He praised the many institutes of consecrated life that already have supported their members working on prevention, public awareness and assisting survivors of trafficking through the network, Talitha Kum.
“While I invite you to continue this commitment, I am also making an appeal to other religious congregations – both women’s and men’s – for them to join this missionary work, putting people and resources at its service so that it can reach everywhere,” he told network members during an audience at the Vatican last week.
The Pope met with some 86 delegates of Talitha Kum from 48 different countries and other people taking part in the network’s general assembly from September 21-27.

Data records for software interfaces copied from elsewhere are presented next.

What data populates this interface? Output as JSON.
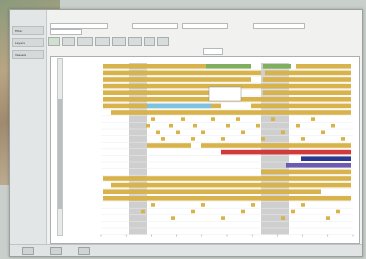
{
  "window": {
    "title": ""
  },
  "left_nav": {
    "items": [
      {
        "label": "Filter"
      },
      {
        "label": "Layers"
      },
      {
        "label": "Vessels"
      }
    ]
  },
  "top_area": {
    "title": ""
  },
  "toolbar": {
    "buttons": [
      {
        "label": "",
        "active": true
      },
      {
        "label": "",
        "active": false
      },
      {
        "label": "",
        "active": false
      },
      {
        "label": "",
        "active": false
      },
      {
        "label": "",
        "active": false
      },
      {
        "label": "",
        "active": false
      },
      {
        "label": "",
        "active": false
      },
      {
        "label": "",
        "active": false
      }
    ]
  },
  "zoom": {
    "value": ""
  },
  "status": {
    "buttons": [
      {
        "label": ""
      },
      {
        "label": ""
      },
      {
        "label": ""
      }
    ]
  },
  "gantt": {
    "colors": {
      "gold": "#d8b24a",
      "green": "#7fae5e",
      "blue": "#7cc3e0",
      "red": "#d23a3a",
      "navy": "#2b3a8f",
      "purple": "#6b5bb3",
      "shade": "#cfcfcf"
    },
    "row_labels": [
      "",
      "",
      "",
      "",
      "",
      "",
      "",
      "",
      "",
      "",
      "",
      "",
      "",
      "",
      "",
      "",
      "",
      "",
      "",
      "",
      "",
      "",
      "",
      "",
      "",
      ""
    ],
    "x_ticks": [
      "",
      "",
      "",
      "",
      "",
      "",
      "",
      "",
      "",
      "",
      ""
    ]
  }
}
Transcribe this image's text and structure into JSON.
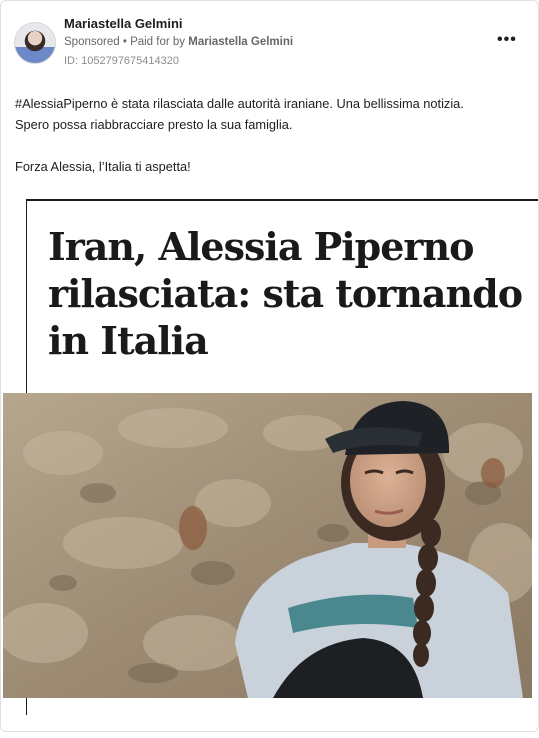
{
  "advertiser": {
    "name": "Mariastella Gelmini",
    "sponsored_label": "Sponsored",
    "separator": "•",
    "paid_for_prefix": "Paid for by",
    "paid_for_name": "Mariastella Gelmini",
    "ad_id": "ID: 1052797675414320",
    "more_label": "•••"
  },
  "post": {
    "line1": "#AlessiaPiperno è stata rilasciata dalle autorità iraniane. Una bellissima notizia.",
    "line2": "Spero possa riabbracciare presto la sua famiglia.",
    "line3": "Forza Alessia, l’Italia ti aspetta!"
  },
  "creative": {
    "headline_line1": "Iran, Alessia Piperno",
    "headline_line2": "rilasciata: sta tornando",
    "headline_line3": "in Italia",
    "photo_subject": "woman-in-cap-with-braid-photo",
    "colors": {
      "rock": "#a2917a",
      "sweater": "#c9d2da",
      "cap": "#1e2226",
      "hair": "#3b2a22",
      "skin": "#d3a88d"
    }
  }
}
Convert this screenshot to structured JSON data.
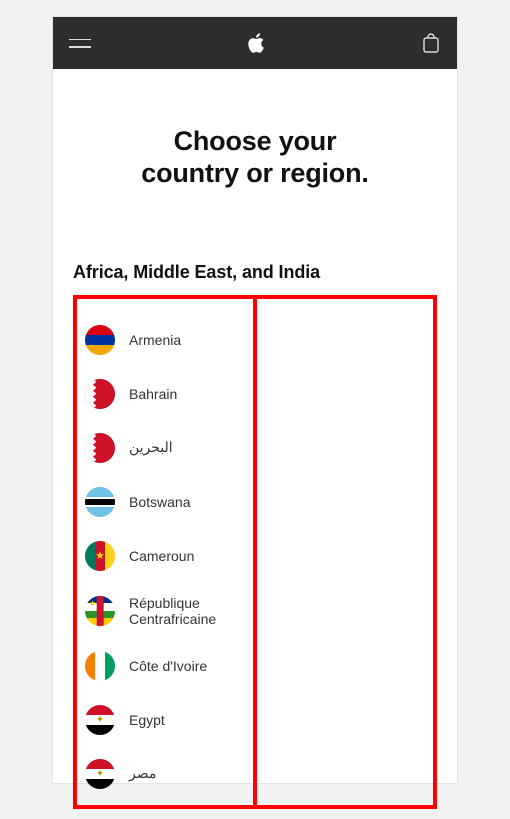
{
  "title_line1": "Choose your",
  "title_line2": "country or region.",
  "section_heading": "Africa, Middle East, and India",
  "countries_col1": [
    {
      "key": "armenia",
      "label": "Armenia",
      "flag": "armenia"
    },
    {
      "key": "bahrain",
      "label": "Bahrain",
      "flag": "bahrain"
    },
    {
      "key": "bahrain_ar",
      "label": "البحرين",
      "flag": "bahrain"
    },
    {
      "key": "botswana",
      "label": "Botswana",
      "flag": "botswana"
    },
    {
      "key": "cameroun",
      "label": "Cameroun",
      "flag": "cameroon"
    },
    {
      "key": "car",
      "label": "République Centrafricaine",
      "flag": "car"
    },
    {
      "key": "civ",
      "label": "Côte d'Ivoire",
      "flag": "civ"
    },
    {
      "key": "egypt",
      "label": "Egypt",
      "flag": "egypt"
    },
    {
      "key": "egypt_ar",
      "label": "مصر",
      "flag": "egypt"
    }
  ],
  "countries_col2": []
}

Founded 10 years ago, Talitha Kum now coordinates 52 networks of religious women in more than 90 countries. With more than 2,000 people on the ground, their efforts have helped more than 15,000 victims and reached more than 200,000 others through educational and awareness-raising campaigns or workshops in the past decade.
Becoming Pope hasn’t made me ‘any less sinful’ – Francis
While his responsibilities are greater and his prayer list longer, Pope Francis said he’s basically the same person he was before he was elected in 2013, so he still goes to Confession every two weeks.
“The mere fact that I now dress all in white has not made me any less sinful or holier than before,” he told Jesuits in Mozambique, according to a transcript of the meeting published last week by La Civilta Cattolica.
Often on trips abroad, Pope Francis spends time with local Jesuit communities and holds a question-and-answer session with them. Weeks later, a transcript of the exchange was published. In Mozambique, a Jesuit had asked the Pope how his experience of God has changed since he was elected Pope.
“I guess my experience of God hasn’t fundamentally changed,” he responded. “I speak to the Lord as before. I feel God gives me the grace I need for the present time. But the Lord gave it to me before. And I commit the same sins as before.”